"""

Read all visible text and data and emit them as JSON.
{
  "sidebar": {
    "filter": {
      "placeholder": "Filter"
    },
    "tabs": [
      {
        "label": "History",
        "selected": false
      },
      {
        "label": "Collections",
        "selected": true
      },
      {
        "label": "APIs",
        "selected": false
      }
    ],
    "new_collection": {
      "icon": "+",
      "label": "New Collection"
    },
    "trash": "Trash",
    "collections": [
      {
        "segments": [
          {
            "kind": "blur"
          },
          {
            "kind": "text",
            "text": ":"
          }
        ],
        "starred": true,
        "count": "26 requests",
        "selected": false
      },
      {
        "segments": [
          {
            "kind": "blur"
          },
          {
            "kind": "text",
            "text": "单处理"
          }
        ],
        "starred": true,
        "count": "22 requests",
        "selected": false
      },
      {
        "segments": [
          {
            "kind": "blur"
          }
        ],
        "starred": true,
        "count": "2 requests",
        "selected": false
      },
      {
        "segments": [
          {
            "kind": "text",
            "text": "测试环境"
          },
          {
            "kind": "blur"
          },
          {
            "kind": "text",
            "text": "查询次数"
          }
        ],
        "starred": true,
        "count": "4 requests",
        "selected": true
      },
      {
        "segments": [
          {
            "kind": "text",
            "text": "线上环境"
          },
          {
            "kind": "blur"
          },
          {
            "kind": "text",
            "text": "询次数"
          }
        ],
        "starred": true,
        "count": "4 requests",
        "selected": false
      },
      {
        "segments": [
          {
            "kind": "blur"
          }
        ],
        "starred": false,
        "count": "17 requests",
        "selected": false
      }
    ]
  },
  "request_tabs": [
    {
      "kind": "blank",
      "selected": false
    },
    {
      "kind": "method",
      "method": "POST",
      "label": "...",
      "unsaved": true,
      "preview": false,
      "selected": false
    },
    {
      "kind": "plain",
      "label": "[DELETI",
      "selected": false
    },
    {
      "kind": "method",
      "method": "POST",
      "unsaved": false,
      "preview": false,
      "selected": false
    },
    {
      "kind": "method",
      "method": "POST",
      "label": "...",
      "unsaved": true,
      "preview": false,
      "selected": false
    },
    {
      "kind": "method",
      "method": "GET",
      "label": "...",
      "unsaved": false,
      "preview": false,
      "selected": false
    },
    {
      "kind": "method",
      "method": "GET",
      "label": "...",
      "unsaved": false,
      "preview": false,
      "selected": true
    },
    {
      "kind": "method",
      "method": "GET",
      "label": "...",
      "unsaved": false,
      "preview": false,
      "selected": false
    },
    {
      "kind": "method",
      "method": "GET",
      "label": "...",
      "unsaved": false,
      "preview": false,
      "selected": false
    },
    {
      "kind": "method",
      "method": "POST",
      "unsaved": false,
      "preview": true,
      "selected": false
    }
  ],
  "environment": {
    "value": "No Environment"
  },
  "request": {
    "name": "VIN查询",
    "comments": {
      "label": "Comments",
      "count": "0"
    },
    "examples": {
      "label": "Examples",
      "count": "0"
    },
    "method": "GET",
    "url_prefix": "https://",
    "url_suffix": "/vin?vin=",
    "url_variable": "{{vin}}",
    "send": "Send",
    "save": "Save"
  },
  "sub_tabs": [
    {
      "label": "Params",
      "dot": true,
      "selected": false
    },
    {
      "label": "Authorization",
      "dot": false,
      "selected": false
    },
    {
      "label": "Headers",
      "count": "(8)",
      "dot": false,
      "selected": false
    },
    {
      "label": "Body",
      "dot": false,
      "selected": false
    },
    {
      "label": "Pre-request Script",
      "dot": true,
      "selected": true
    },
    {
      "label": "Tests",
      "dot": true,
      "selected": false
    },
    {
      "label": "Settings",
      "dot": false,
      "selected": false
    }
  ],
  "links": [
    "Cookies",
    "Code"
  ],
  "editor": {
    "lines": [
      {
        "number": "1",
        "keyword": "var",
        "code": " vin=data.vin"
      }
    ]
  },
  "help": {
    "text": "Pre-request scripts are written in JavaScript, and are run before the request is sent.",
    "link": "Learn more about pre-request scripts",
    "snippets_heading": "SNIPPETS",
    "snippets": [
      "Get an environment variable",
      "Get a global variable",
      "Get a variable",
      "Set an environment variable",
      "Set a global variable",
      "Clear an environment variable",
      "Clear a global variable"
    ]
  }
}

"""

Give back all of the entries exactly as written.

Read all visible text and data and emit them as JSON.
{
  "sidebar": {
    "filter": {
      "placeholder": "Filter"
    },
    "tabs": [
      {
        "label": "History",
        "selected": false
      },
      {
        "label": "Collections",
        "selected": true
      },
      {
        "label": "APIs",
        "selected": false
      }
    ],
    "new_collection": {
      "icon": "+",
      "label": "New Collection"
    },
    "trash": "Trash",
    "collections": [
      {
        "segments": [
          {
            "kind": "blur"
          },
          {
            "kind": "text",
            "text": ":"
          }
        ],
        "starred": true,
        "count": "26 requests",
        "selected": false
      },
      {
        "segments": [
          {
            "kind": "blur"
          },
          {
            "kind": "text",
            "text": "单处理"
          }
        ],
        "starred": true,
        "count": "22 requests",
        "selected": false
      },
      {
        "segments": [
          {
            "kind": "blur"
          }
        ],
        "starred": true,
        "count": "2 requests",
        "selected": false
      },
      {
        "segments": [
          {
            "kind": "text",
            "text": "测试环境"
          },
          {
            "kind": "blur"
          },
          {
            "kind": "text",
            "text": "查询次数"
          }
        ],
        "starred": true,
        "count": "4 requests",
        "selected": true
      },
      {
        "segments": [
          {
            "kind": "text",
            "text": "线上环境"
          },
          {
            "kind": "blur"
          },
          {
            "kind": "text",
            "text": "询次数"
          }
        ],
        "starred": true,
        "count": "4 requests",
        "selected": false
      },
      {
        "segments": [
          {
            "kind": "blur"
          }
        ],
        "starred": false,
        "count": "17 requests",
        "selected": false
      }
    ]
  },
  "request_tabs": [
    {
      "kind": "blank",
      "selected": false
    },
    {
      "kind": "method",
      "method": "POST",
      "label": "...",
      "unsaved": true,
      "preview": false,
      "selected": false
    },
    {
      "kind": "plain",
      "label": "[DELETI",
      "selected": false
    },
    {
      "kind": "method",
      "method": "POST",
      "unsaved": false,
      "preview": false,
      "selected": false
    },
    {
      "kind": "method",
      "method": "POST",
      "label": "...",
      "unsaved": true,
      "preview": false,
      "selected": false
    },
    {
      "kind": "method",
      "method": "GET",
      "label": "...",
      "unsaved": false,
      "preview": false,
      "selected": false
    },
    {
      "kind": "method",
      "method": "GET",
      "label": "...",
      "unsaved": false,
      "preview": false,
      "selected": true
    },
    {
      "kind": "method",
      "method": "GET",
      "label": "...",
      "unsaved": false,
      "preview": false,
      "selected": false
    },
    {
      "kind": "method",
      "method": "GET",
      "label": "...",
      "unsaved": false,
      "preview": false,
      "selected": false
    },
    {
      "kind": "method",
      "method": "POST",
      "unsaved": false,
      "preview": true,
      "selected": false
    }
  ],
  "environment": {
    "value": "No Environment"
  },
  "request": {
    "name": "VIN查询",
    "comments": {
      "label": "Comments",
      "count": "0"
    },
    "examples": {
      "label": "Examples",
      "count": "0"
    },
    "method": "GET",
    "url_prefix": "https://",
    "url_suffix": "/vin?vin=",
    "url_variable": "{{vin}}",
    "send": "Send",
    "save": "Save"
  },
  "sub_tabs": [
    {
      "label": "Params",
      "dot": true,
      "selected": false
    },
    {
      "label": "Authorization",
      "dot": false,
      "selected": false
    },
    {
      "label": "Headers",
      "count": "(8)",
      "dot": false,
      "selected": false
    },
    {
      "label": "Body",
      "dot": false,
      "selected": false
    },
    {
      "label": "Pre-request Script",
      "dot": true,
      "selected": true
    },
    {
      "label": "Tests",
      "dot": true,
      "selected": false
    },
    {
      "label": "Settings",
      "dot": false,
      "selected": false
    }
  ],
  "links": [
    "Cookies",
    "Code"
  ],
  "editor": {
    "lines": [
      {
        "number": "1",
        "keyword": "var",
        "code": " vin=data.vin"
      }
    ]
  },
  "help": {
    "text": "Pre-request scripts are written in JavaScript, and are run before the request is sent.",
    "link": "Learn more about pre-request scripts",
    "snippets_heading": "SNIPPETS",
    "snippets": [
      "Get an environment variable",
      "Get a global variable",
      "Get a variable",
      "Set an environment variable",
      "Set a global variable",
      "Clear an environment variable",
      "Clear a global variable"
    ]
  }
}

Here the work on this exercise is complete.